Material for this exercise below:

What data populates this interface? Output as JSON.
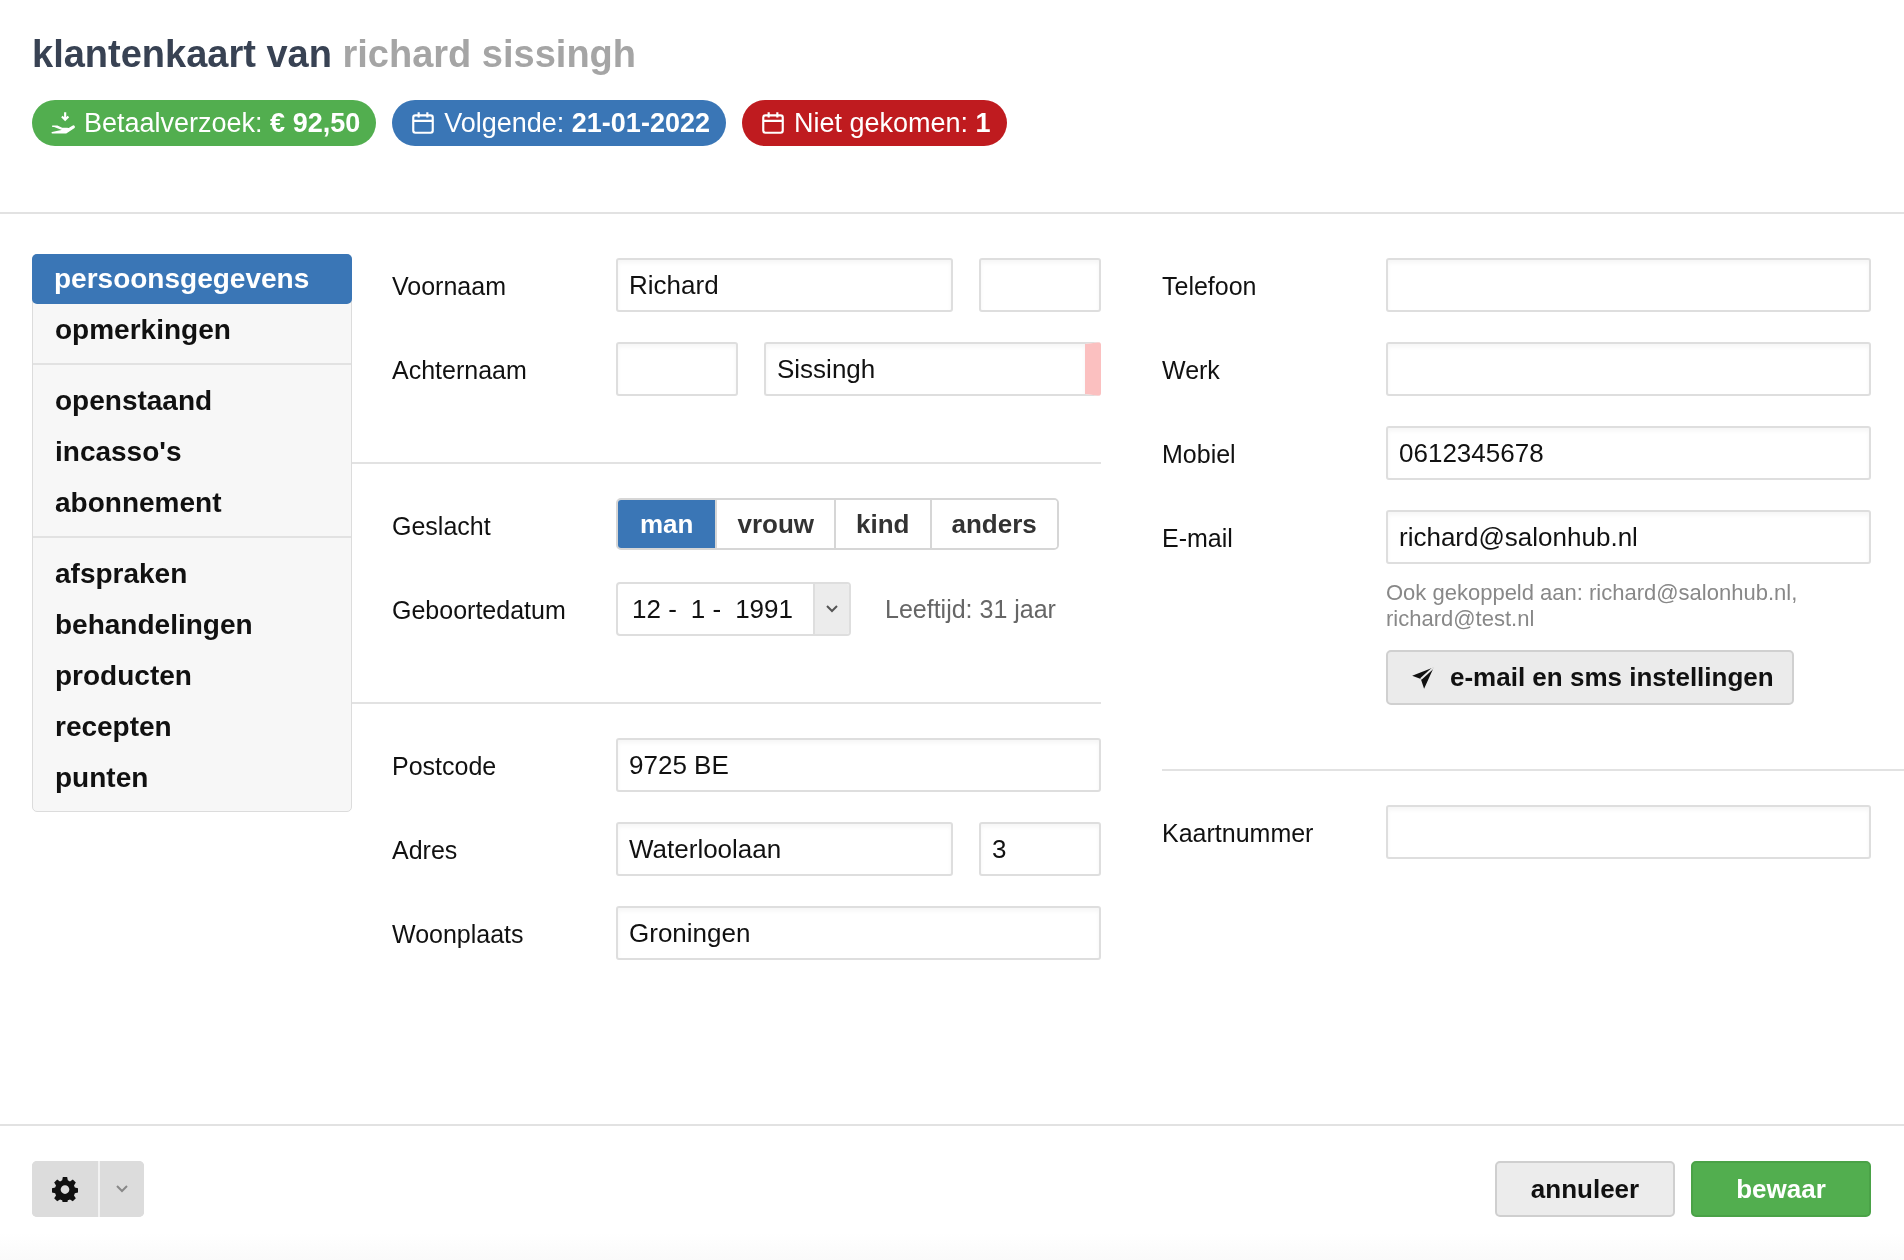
{
  "title": {
    "prefix": "klantenkaart van",
    "name": "richard sissingh"
  },
  "badges": [
    {
      "kind": "payment",
      "label": "Betaalverzoek:",
      "value": "€ 92,50",
      "color": "#52ae4f"
    },
    {
      "kind": "calendar",
      "label": "Volgende:",
      "value": "21-01-2022",
      "color": "#3a76b6"
    },
    {
      "kind": "calendar",
      "label": "Niet gekomen:",
      "value": "1",
      "color": "#bf1b1f"
    }
  ],
  "sidebar": {
    "groups": [
      {
        "items": [
          {
            "label": "persoonsgegevens",
            "selected": true
          },
          {
            "label": "opmerkingen",
            "selected": false
          }
        ]
      },
      {
        "items": [
          {
            "label": "openstaand",
            "selected": false
          },
          {
            "label": "incasso's",
            "selected": false
          },
          {
            "label": "abonnement",
            "selected": false
          }
        ]
      },
      {
        "items": [
          {
            "label": "afspraken",
            "selected": false
          },
          {
            "label": "behandelingen",
            "selected": false
          },
          {
            "label": "producten",
            "selected": false
          },
          {
            "label": "recepten",
            "selected": false
          },
          {
            "label": "punten",
            "selected": false
          }
        ]
      }
    ]
  },
  "form_left": [
    {
      "rows": [
        {
          "kind": "fields",
          "label": "Voornaam",
          "fields": [
            {
              "kind": "wide",
              "value": "Richard",
              "invalid": false
            },
            {
              "kind": "narrow",
              "invalid": false
            }
          ]
        },
        {
          "kind": "fields",
          "label": "Achternaam",
          "fields": [
            {
              "kind": "narrow",
              "invalid": false
            },
            {
              "kind": "wide",
              "value": "Sissingh",
              "invalid": true
            }
          ]
        }
      ]
    },
    {
      "rows": [
        {
          "kind": "segmented",
          "label": "Geslacht",
          "options": [
            {
              "label": "man",
              "selected": true
            },
            {
              "label": "vrouw",
              "selected": false
            },
            {
              "label": "kind",
              "selected": false
            },
            {
              "label": "anders",
              "selected": false
            }
          ]
        },
        {
          "kind": "date",
          "label": "Geboortedatum",
          "day": "12 -",
          "month": "1 -",
          "year": "1991",
          "note": "Leeftijd: 31 jaar"
        }
      ]
    },
    {
      "rows": [
        {
          "kind": "fields",
          "label": "Postcode",
          "fields": [
            {
              "value": "9725 BE",
              "invalid": false
            }
          ]
        },
        {
          "kind": "fields",
          "label": "Adres",
          "fields": [
            {
              "kind": "wide",
              "value": "Waterloolaan",
              "invalid": false
            },
            {
              "kind": "narrow",
              "value": "3",
              "invalid": false
            }
          ]
        },
        {
          "kind": "fields",
          "label": "Woonplaats",
          "fields": [
            {
              "value": "Groningen",
              "invalid": false
            }
          ]
        }
      ]
    }
  ],
  "form_right": [
    {
      "rows": [
        {
          "kind": "fields",
          "label": "Telefoon",
          "fields": [
            {
              "invalid": false
            }
          ]
        },
        {
          "kind": "fields",
          "label": "Werk",
          "fields": [
            {
              "invalid": false
            }
          ]
        },
        {
          "kind": "fields",
          "label": "Mobiel",
          "fields": [
            {
              "value": "0612345678",
              "invalid": false
            }
          ]
        },
        {
          "kind": "fields",
          "label": "E-mail",
          "fields": [
            {
              "value": "richard@salonhub.nl",
              "invalid": false
            }
          ],
          "note": "Ook gekoppeld aan: richard@salonhub.nl, richard@test.nl",
          "button": "e-mail en sms instellingen"
        }
      ]
    },
    {
      "rows": [
        {
          "kind": "fields",
          "label": "Kaartnummer",
          "fields": [
            {
              "invalid": false
            }
          ]
        }
      ]
    }
  ],
  "footer": {
    "buttons": [
      {
        "kind": "default",
        "label": "annuleer"
      },
      {
        "kind": "primary",
        "label": "bewaar"
      }
    ]
  }
}
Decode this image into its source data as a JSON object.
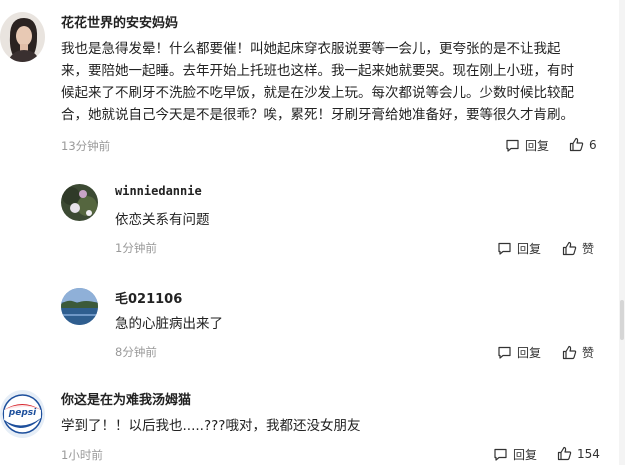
{
  "comments": [
    {
      "author": "花花世界的安安妈妈",
      "lines": [
        "我也是急得发晕！什么都要催！叫她起床穿衣服说要等一会儿，更夸张的是不让我起",
        "来，要陪她一起睡。去年开始上托班也这样。我一起来她就要哭。现在刚上小班，有时",
        "候起来了不刷牙不洗脸不吃早饭，就是在沙发上玩。每次都说等会儿。少数时候比较配",
        "合，她就说自己今天是不是很乖？唉，累死！牙刷牙膏给她准备好，要等很久才肯刷。"
      ],
      "time": "13分钟前",
      "reply_label": "回复",
      "like_count": "6",
      "avatar_icon": "woman-portrait-avatar"
    },
    {
      "author": "winniedannie",
      "text": "依恋关系有问题",
      "time": "1分钟前",
      "reply_label": "回复",
      "like_count": "赞",
      "avatar_icon": "flower-photo-avatar"
    },
    {
      "author": "毛021106",
      "text": "急的心脏病出来了",
      "time": "8分钟前",
      "reply_label": "回复",
      "like_count": "赞",
      "avatar_icon": "lake-landscape-avatar"
    },
    {
      "author": "你这是在为难我汤姆猫",
      "text": "学到了！！以后我也.....???哦对，我都还没女朋友",
      "time": "1小时前",
      "reply_label": "回复",
      "like_count": "154",
      "avatar_icon": "pepsi-logo-avatar",
      "avatar_text": "pepsi"
    }
  ]
}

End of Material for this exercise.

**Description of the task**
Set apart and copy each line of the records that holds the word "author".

**Completed exercise**
      "author": "花花世界的安安妈妈",
      "author": "winniedannie",
      "author": "毛021106",
      "author": "你这是在为难我汤姆猫",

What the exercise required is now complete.